Author Affiliations Article Information

JAMA. Published online October 12, 2020. doi:10.1001/jama.2020.20016

October 12, 2020

The Toll of COVID-19
Harvey V. Fineberg, MD, PhD1
Author Affiliations Article Information
JAMA. Published online October 12, 2020. doi:10.1001/jama.2020.20019

States that reopened sooner, such as Texas, Arizona and Florida, experienced summer surges, report says.

A map of the U.S. shows the states that have had the highest rates of excess deaths during the week of July 25, 2020. The latest study from a team of researchers at Virginia Commonwealth University found that some states saw a protracted summer surge in the rate of excess deaths, both from COVID-19 and from the effects of the pandemic itself. (Courtesy of JAMA Network)

By Jackie Kruszewski
C. Kenneth and Dianne Wright Center for Clinical and Translational Research
(804) 828-6671
Monday, Oct. 12, 2020
For every two deaths attributed to COVID-19 in the U.S., a third American dies as a result of the pandemic, according to new data published in the Journal of the American Medical Association.

The study, led by researchers at Virginia Commonwealth University, shows that deaths between March 1 and Aug. 1 increased 20% compared to previous years — maybe not surprising in a pandemic. But deaths attributed to COVID-19 only accounted for 67% of those deaths.

“Contrary to skeptics who claim that COVID-19 deaths are fake or that the numbers are much smaller than we hear on the news, our research and many other studies on the same subject show quite the opposite,” said lead author Steven Woolf, M.D., director emeritus of VCU’s Center on Society and Health.

The study also contains suggestive evidence that state policies on reopening early in April and May may have fueled the surges experienced in June and July.

“The high death counts in Sun Belt states show us the grave consequences of how some states responded to the pandemic and sound the alarm not to repeat this mistake going forward,” said Woolf, a professor in the Department of Family Medicine and Population Health at the VCU School of Medicine.
Total death counts in the U.S. are remarkably consistent from year to year, as the study notes. The study authors pulled data from the Centers for Disease Control and Prevention for 2014 to 2020, using regression models to predict expected deaths for 2020.
The gap between reported COVID-19 deaths and all unexpected deaths can be partially explained by delays in reporting COVID-19 deaths, miscoding or other data limitations, Woolf said. But the pandemic’s other ripple effects could explain more.
“Some people who never had the virus may have died because of disruptions caused by the pandemic,” said Woolf, VCU’s C. Kenneth and Dianne Wright Distinguished Chair in Population Health and Health Equity. “These include people with acute emergencies, chronic diseases like diabetes that were not properly care for, or emotional crises that led to overdoses or suicides.”
For example, the study specifically showed that the entire nation experienced significant increases in deaths from dementia and heart disease. Woolf said deaths from Alzheimer’s disease and dementia increased not only in March and April, when the pandemic began, but again in June and July when the COVID-19 surge in the Sun Belt occurred.

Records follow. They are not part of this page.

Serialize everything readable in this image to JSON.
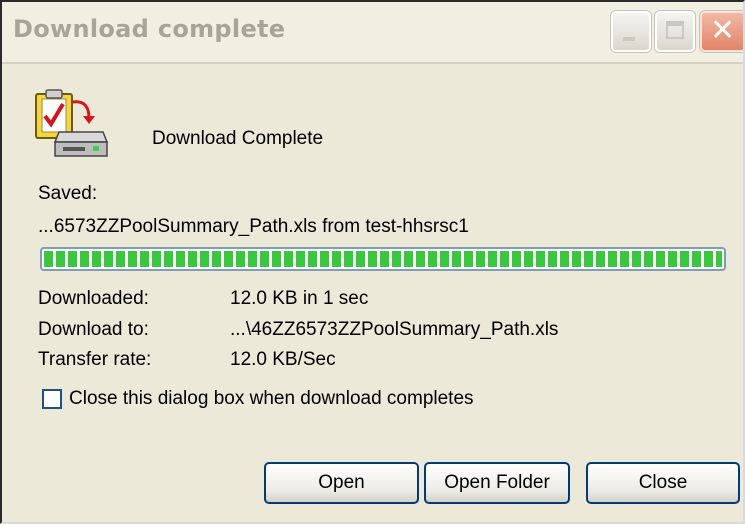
{
  "window": {
    "title": "Download complete"
  },
  "titlebar_buttons": {
    "minimize": "minimize-icon",
    "maximize": "maximize-icon",
    "close": "close-icon"
  },
  "dialog": {
    "heading": "Download Complete",
    "saved_label": "Saved:",
    "saved_file": "...6573ZZPoolSummary_Path.xls from test-hhsrsc1",
    "progress_fraction": 1.0,
    "downloaded_label": "Downloaded:",
    "downloaded_value": "12.0 KB in 1 sec",
    "download_to_label": "Download to:",
    "download_to_value": "...\\46ZZ6573ZZPoolSummary_Path.xls",
    "transfer_rate_label": "Transfer rate:",
    "transfer_rate_value": "12.0 KB/Sec",
    "close_when_complete_label": "Close this dialog box when download completes",
    "close_when_complete_checked": false
  },
  "buttons": {
    "open": "Open",
    "open_folder": "Open Folder",
    "close": "Close"
  },
  "colors": {
    "progress": "#37c93b",
    "button_border": "#003c74",
    "dialog_bg": "#ece9d8"
  }
}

While COVID-19 qualifies in my mind as being a relatively low mortality - high morbidity pandemic (at least compared to what we've might have seen from MERS-CoV or avian flu), it has likely claimed 10 times more lives in the past 7 months than the moderate 2019-2020 flu season did in 12 months (est. 22,000).  

And since COVID-19 arrived in the spring, we have yet to go through a winter with this pandemic virus.  Full comparisons will have to wait until March or April. 

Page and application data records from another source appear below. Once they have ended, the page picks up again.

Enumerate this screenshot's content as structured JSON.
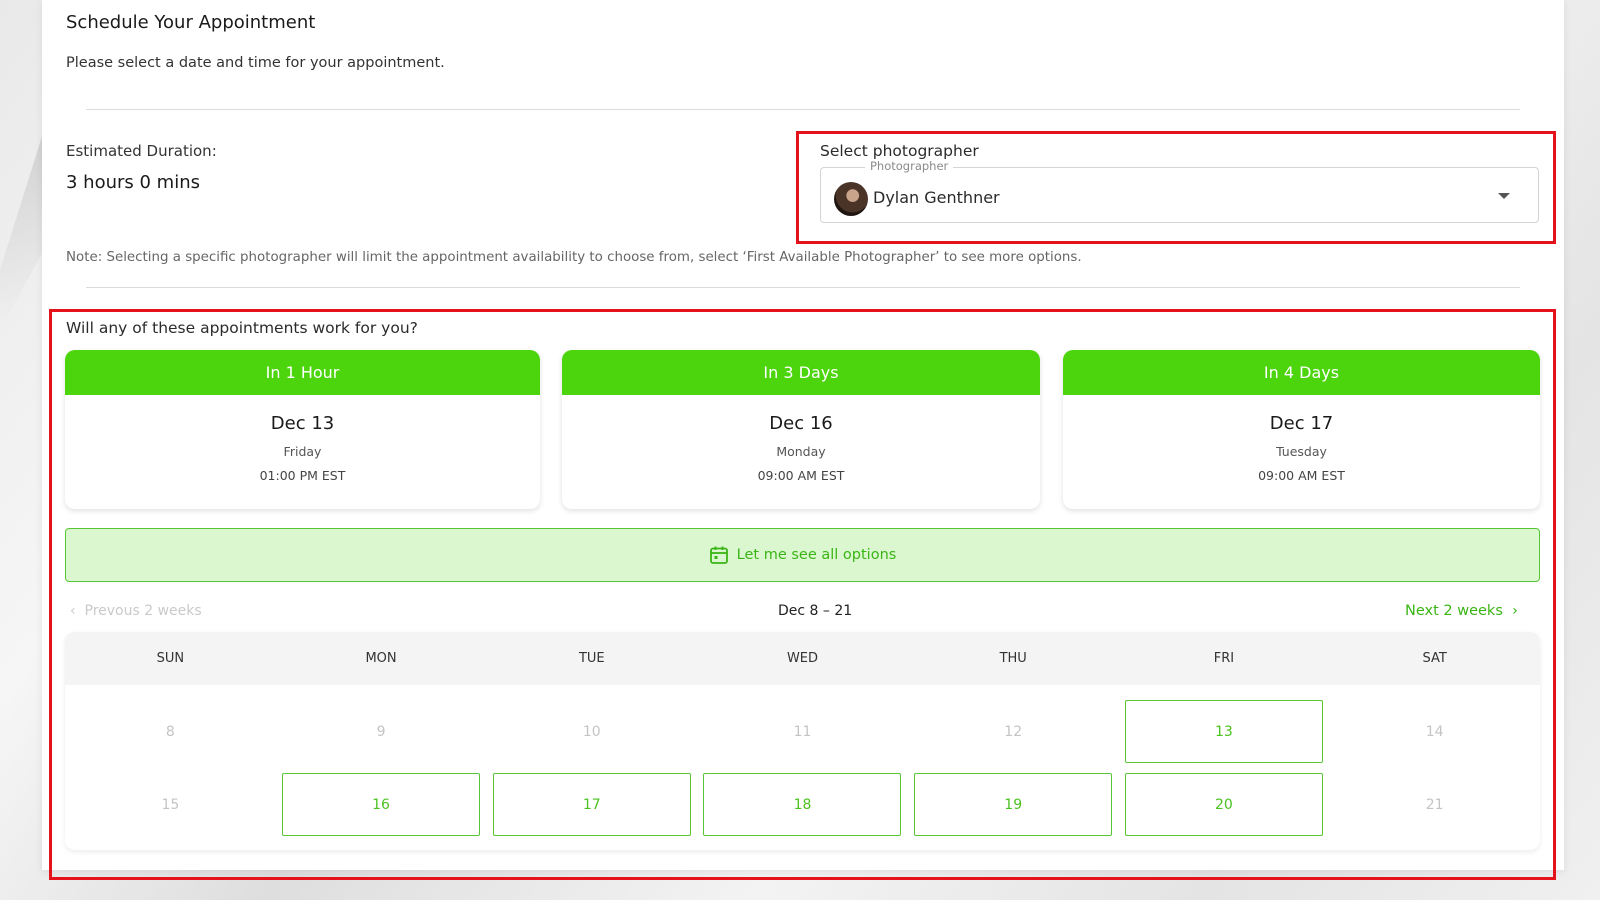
{
  "page": {
    "title": "Schedule Your Appointment",
    "subtitle": "Please select a date and time for your appointment."
  },
  "duration": {
    "label": "Estimated Duration:",
    "value": "3 hours 0 mins"
  },
  "photographer": {
    "label": "Select photographer",
    "field_legend": "Photographer",
    "selected": "Dylan Genthner",
    "icon": "chevron-down-icon"
  },
  "note": "Note: Selecting a specific photographer will limit the appointment availability to choose from, select ‘First Available Photographer’ to see more options.",
  "suggestions": {
    "question": "Will any of these appointments work for you?",
    "cards": [
      {
        "header": "In 1 Hour",
        "date": "Dec 13",
        "day": "Friday",
        "time": "01:00 PM EST"
      },
      {
        "header": "In 3 Days",
        "date": "Dec 16",
        "day": "Monday",
        "time": "09:00 AM EST"
      },
      {
        "header": "In 4 Days",
        "date": "Dec 17",
        "day": "Tuesday",
        "time": "09:00 AM EST"
      }
    ]
  },
  "see_all": {
    "label": "Let me see all options",
    "icon": "calendar-icon"
  },
  "calendar": {
    "prev_label": "Prevous 2 weeks",
    "next_label": "Next 2 weeks",
    "range": "Dec 8 – 21",
    "weekdays": [
      "SUN",
      "MON",
      "TUE",
      "WED",
      "THU",
      "FRI",
      "SAT"
    ],
    "days": [
      {
        "n": "8",
        "available": false
      },
      {
        "n": "9",
        "available": false
      },
      {
        "n": "10",
        "available": false
      },
      {
        "n": "11",
        "available": false
      },
      {
        "n": "12",
        "available": false
      },
      {
        "n": "13",
        "available": true
      },
      {
        "n": "14",
        "available": false
      },
      {
        "n": "15",
        "available": false
      },
      {
        "n": "16",
        "available": true
      },
      {
        "n": "17",
        "available": true
      },
      {
        "n": "18",
        "available": true
      },
      {
        "n": "19",
        "available": true
      },
      {
        "n": "20",
        "available": true
      },
      {
        "n": "21",
        "available": false
      }
    ]
  },
  "colors": {
    "accent": "#4cd40d",
    "highlight_border": "#e3121b",
    "available_text": "#4bc21f"
  }
}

And the evidence right now suggests we are in for a long, and difficult winter.